Jennifer A. Kokai has previously written “Bird Brains” for Plan-B’s portion of ROSE EXPOSED: FLIGHT and the monologues “Mitch” and “Janine” for (IN)DIVISIBLE. Jenny is an Associate Professor at Weber State University, where she teaches playwriting. When I was asked to write a play for Plan-B’s Free Elementary School Tour, I immediately turned to the closest elementary expert: my (now) eleven-year-old son.  But Oliver is not a typical elementary-aged kid. He has the verbal comprehension skills of someone in college. As the child of a theatre professor, he has seen Stoppard’s ARCADIA and Ibsen’s HEDDA GABBLER. He’s a sophisticated yet generous audience member. But when we’ve seen plays aimed at folks his age, he is often troubled by simplistic storylines and banal morals. Kids, he tells me, deal with real problems and these plays rarely offer an opportunity to think through a difficult situation or learn how to function better in real life.   Oliver also has learning and emotional disabilities that have challenged me as a parent: there is nothing more heartbreaking than not being able to give your child what he needs. In kindergarten, Oliver exasperated his teachers with incessant questions, impulse control issues, difficulty relating to other children, and disinterest in assigned work and procedures. We changed schools for first grade, but things got worse. The more his teacher criticized him, the more anxious he became about messing up, and the more he messed up. We changed schools for second and third grade: the pattern continued. Oliver began to talk about harming himself and wanting to die. So, outside of work and school, we hid in the house...

11-year-old playwright Oliver Kokai-Means on creating ZOMBIE THOUGHTS

Oliver Kokai-Means makes his professional playwriting debut with ZOMBIE THOUGHTS, Plan-B’s sixth annual Free Elementary School Tour. As an actor he most recently appeared in FUN HOME at Salt Lake Acting Company. My name is Oliver.

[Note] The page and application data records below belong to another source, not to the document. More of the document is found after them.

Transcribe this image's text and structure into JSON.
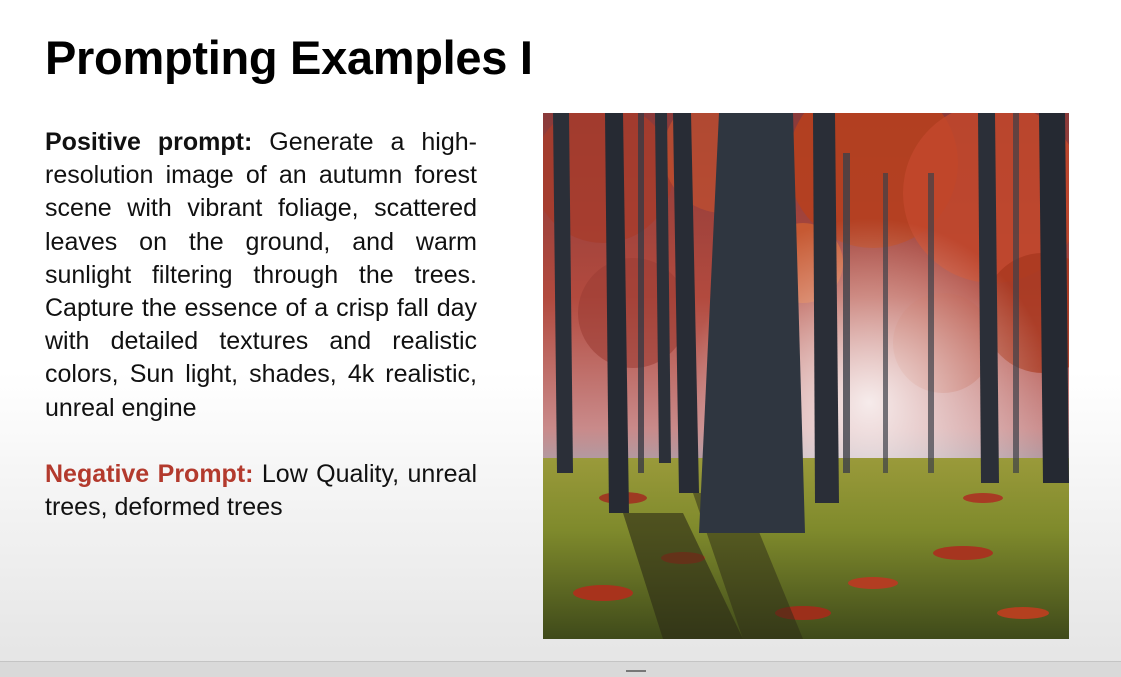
{
  "slide": {
    "title": "Prompting Examples I",
    "positive": {
      "label": "Positive prompt:",
      "text": " Generate a high-resolution image of an autumn forest scene with vibrant foliage, scattered leaves on the ground, and warm sunlight filtering through the trees. Capture the essence of a crisp fall day with detailed textures and realistic colors, Sun light, shades, 4k realistic, unreal engine"
    },
    "negative": {
      "label": "Negative Prompt:",
      "text": " Low Quality, unreal trees, deformed trees"
    }
  },
  "colors": {
    "negative_label": "#b33a2d",
    "title": "#000000"
  }
}
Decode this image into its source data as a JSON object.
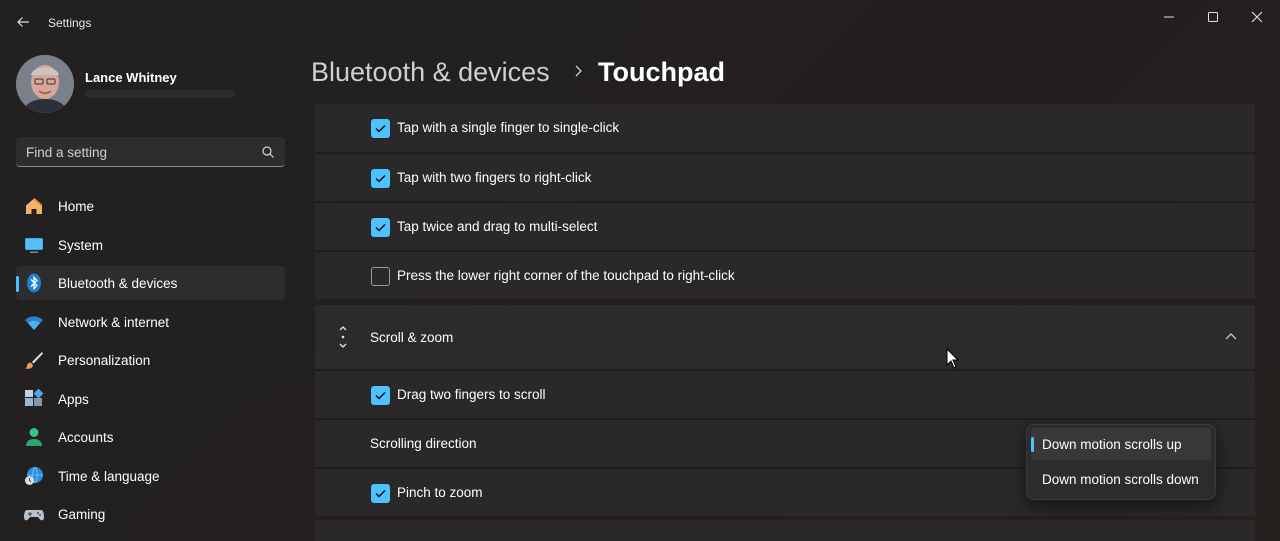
{
  "app": {
    "title": "Settings"
  },
  "user": {
    "name": "Lance Whitney"
  },
  "search": {
    "placeholder": "Find a setting"
  },
  "nav": [
    {
      "label": "Home",
      "icon": "home-icon"
    },
    {
      "label": "System",
      "icon": "monitor-icon"
    },
    {
      "label": "Bluetooth & devices",
      "icon": "bluetooth-icon",
      "active": true
    },
    {
      "label": "Network & internet",
      "icon": "wifi-icon"
    },
    {
      "label": "Personalization",
      "icon": "brush-icon"
    },
    {
      "label": "Apps",
      "icon": "apps-icon"
    },
    {
      "label": "Accounts",
      "icon": "person-icon"
    },
    {
      "label": "Time & language",
      "icon": "globe-clock-icon"
    },
    {
      "label": "Gaming",
      "icon": "gamepad-icon"
    }
  ],
  "breadcrumb": {
    "parent": "Bluetooth & devices",
    "current": "Touchpad"
  },
  "taps": [
    {
      "label": "Tap with a single finger to single-click",
      "checked": true
    },
    {
      "label": "Tap with two fingers to right-click",
      "checked": true
    },
    {
      "label": "Tap twice and drag to multi-select",
      "checked": true
    },
    {
      "label": "Press the lower right corner of the touchpad to right-click",
      "checked": false
    }
  ],
  "scroll_zoom": {
    "title": "Scroll & zoom",
    "drag_scroll": {
      "label": "Drag two fingers to scroll",
      "checked": true
    },
    "direction_label": "Scrolling direction",
    "pinch": {
      "label": "Pinch to zoom",
      "checked": true
    },
    "options": [
      "Down motion scrolls up",
      "Down motion scrolls down"
    ],
    "selected_option": "Down motion scrolls up"
  },
  "colors": {
    "accent": "#4cc2ff",
    "background": "#202020",
    "card": "#2a2828"
  }
}
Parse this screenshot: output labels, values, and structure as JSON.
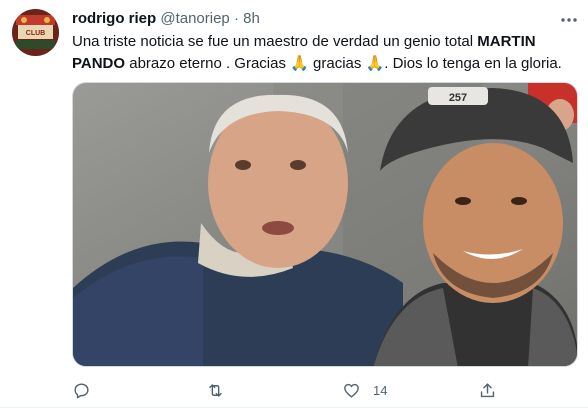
{
  "tweet": {
    "author_name": "rodrigo riep",
    "handle": "@tanoriep",
    "separator": "·",
    "time": "8h",
    "text_part1": "Una triste noticia se fue un maestro de verdad un genio total ",
    "text_bold": "MARTIN PANDO",
    "text_part2": "  abrazo eterno . Gracias ",
    "text_part3": " gracias ",
    "text_part4": ". Dios lo tenga en la gloria.",
    "emoji": "🙏",
    "photo_visible_text": "257",
    "likes_count": "14"
  },
  "icons": {
    "more": "more-horizontal-icon",
    "reply": "reply-icon",
    "retweet": "retweet-icon",
    "like": "heart-icon",
    "share": "share-icon"
  },
  "colors": {
    "text": "#0f1419",
    "secondary": "#536471",
    "border": "#cfd9de"
  }
}
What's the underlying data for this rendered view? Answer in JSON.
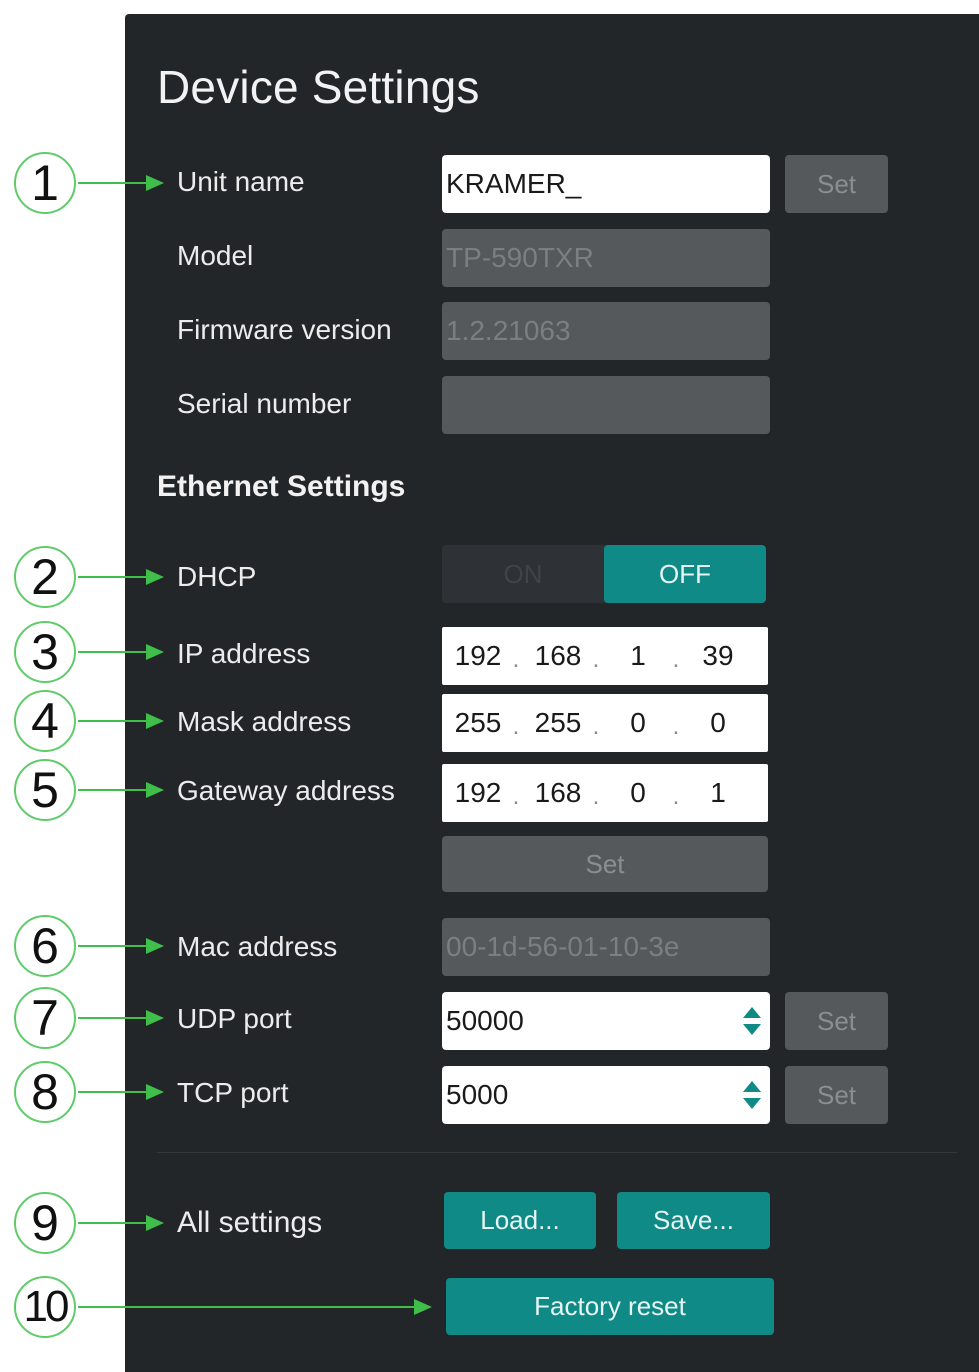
{
  "title": "Device Settings",
  "ethernet_title": "Ethernet Settings",
  "unit_name": {
    "label": "Unit name",
    "value": "KRAMER_",
    "button": "Set"
  },
  "model": {
    "label": "Model",
    "value": "TP-590TXR"
  },
  "firmware": {
    "label": "Firmware version",
    "value": "1.2.21063"
  },
  "serial": {
    "label": "Serial number",
    "value": ""
  },
  "dhcp": {
    "label": "DHCP",
    "on": "ON",
    "off": "OFF",
    "selected": "OFF"
  },
  "ip": {
    "label": "IP address",
    "octets": [
      "192",
      "168",
      "1",
      "39"
    ]
  },
  "mask": {
    "label": "Mask address",
    "octets": [
      "255",
      "255",
      "0",
      "0"
    ]
  },
  "gateway": {
    "label": "Gateway address",
    "octets": [
      "192",
      "168",
      "0",
      "1"
    ]
  },
  "network_set_button": "Set",
  "mac": {
    "label": "Mac address",
    "value": "00-1d-56-01-10-3e"
  },
  "udp": {
    "label": "UDP port",
    "value": "50000",
    "button": "Set"
  },
  "tcp": {
    "label": "TCP port",
    "value": "5000",
    "button": "Set"
  },
  "all_settings": {
    "label": "All settings",
    "load": "Load...",
    "save": "Save..."
  },
  "factory_reset": "Factory reset",
  "callouts": [
    "1",
    "2",
    "3",
    "4",
    "5",
    "6",
    "7",
    "8",
    "9",
    "10"
  ],
  "colors": {
    "panel": "#232629",
    "accent": "#0f8a86",
    "callout_ring": "#5fcb6a",
    "disabled": "#55595c"
  }
}
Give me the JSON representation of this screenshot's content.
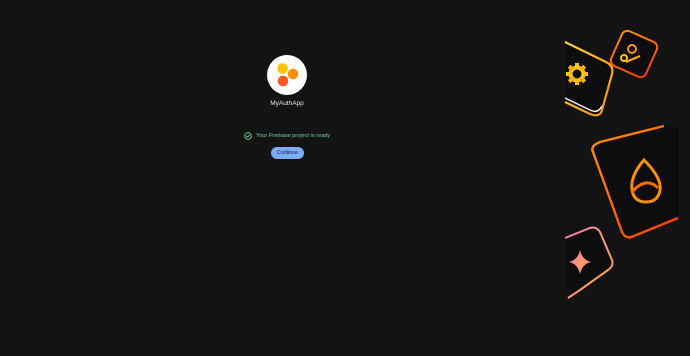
{
  "project": {
    "name": "MyAuthApp",
    "avatar_icon": "firebase-project-dots-icon"
  },
  "status": {
    "icon": "check-circle-icon",
    "text": "Your Firebase project is ready",
    "color": "#6dd58c"
  },
  "actions": {
    "continue_label": "Continue"
  },
  "colors": {
    "background": "#131314",
    "accent": "#7cacf8",
    "dot_yellow": "#ffc400",
    "dot_orange": "#ff9100",
    "dot_red": "#ff5722"
  },
  "decorations": {
    "icons": [
      "gear-tile-icon",
      "fire-tile-icon",
      "sparkle-tile-icon",
      "small-tile-icon"
    ]
  }
}
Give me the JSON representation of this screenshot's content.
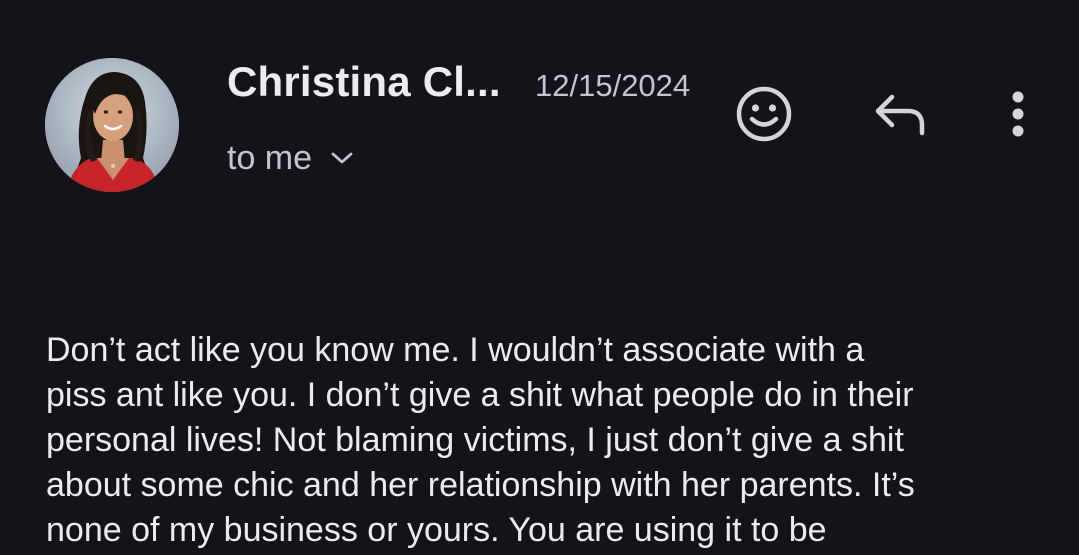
{
  "email": {
    "sender_name": "Christina Cl...",
    "date": "12/15/2024",
    "recipient_label": "to me",
    "body": "Don’t act like you know me. I wouldn’t associate with a\npiss ant like you. I don’t give a shit what people do in their\npersonal lives! Not blaming victims, I just don’t give a shit\nabout some chic and her relationship with her parents. It’s\nnone of my business or yours. You are using it to be"
  },
  "icons": {
    "avatar": "sender-avatar",
    "expand": "chevron-down-icon",
    "emoji": "smiley-face-icon",
    "reply": "reply-arrow-icon",
    "more": "more-vertical-icon"
  },
  "colors": {
    "background": "#131319",
    "primary_text": "#ececf0",
    "secondary_text": "#c4c4cc",
    "icon": "#d4d4da"
  }
}
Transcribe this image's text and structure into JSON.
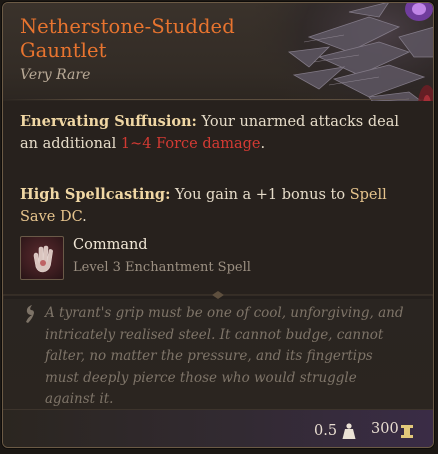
{
  "item": {
    "title": "Netherstone-Studded Gauntlet",
    "rarity": "Very Rare",
    "rarity_color": "#b9aa97",
    "title_color": "#e8742f"
  },
  "effects": [
    {
      "name": "Enervating Suffusion:",
      "text_before": " Your unarmed attacks deal an additional ",
      "damage": "1~4 Force damage",
      "text_after": "."
    },
    {
      "name": "High Spellcasting:",
      "text_before": " You gain a +1 bonus to ",
      "highlight": "Spell Save DC",
      "text_after": "."
    }
  ],
  "spell": {
    "icon": "open-palm-icon",
    "name": "Command",
    "subtitle": "Level 3 Enchantment Spell"
  },
  "lore": {
    "icon": "quote-icon",
    "text": "A tyrant's grip must be one of cool, unforgiving, and intricately realised steel. It cannot budge, cannot falter, no matter the pressure, and its fingertips must deeply pierce those who would struggle against it."
  },
  "footer": {
    "weight": "0.5",
    "weight_icon": "weight-icon",
    "price": "300",
    "price_icon": "gold-coin-icon"
  },
  "colors": {
    "damage": "#d33a33",
    "highlight": "#e6c48d",
    "effect_name": "#f0d7a4"
  }
}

I am a kid who likes soccer, who likes sports, and who likes and is really good at reading, and video games, and is not what some people would say normal is. Because I have anxiety. My anxiety has caused problems for me because I don’t like being with people I don’t know, so first days are extra hard for me. It has also caused me problems with teachers who don’t understand, and with making friends. Our play ZOMBIE THOUGHTS is about a pig named Pig and a nine-year-old kid named Sam who has anxiety [I was nine when we started writing the play]. They are in a video game and they go on an adventure with different levels and try to beat them, but they have a hard time and they fail most of the time. They try and work on it and then they finally beat a level and then they have to fight The Machine. They technically beat The Machine but it doesn’t go away because you can’t beat anxiety. The audience gets to make a lot of choices in the play, like they’re the ones playing the video game. I identify with Sam. One of the things that happens in anxiety is you get scared of all this stuff, and some of the stuff that you’re scared of doesn’t even exist. Zombie Thoughts are where you do something but...

Pin It on Pinterest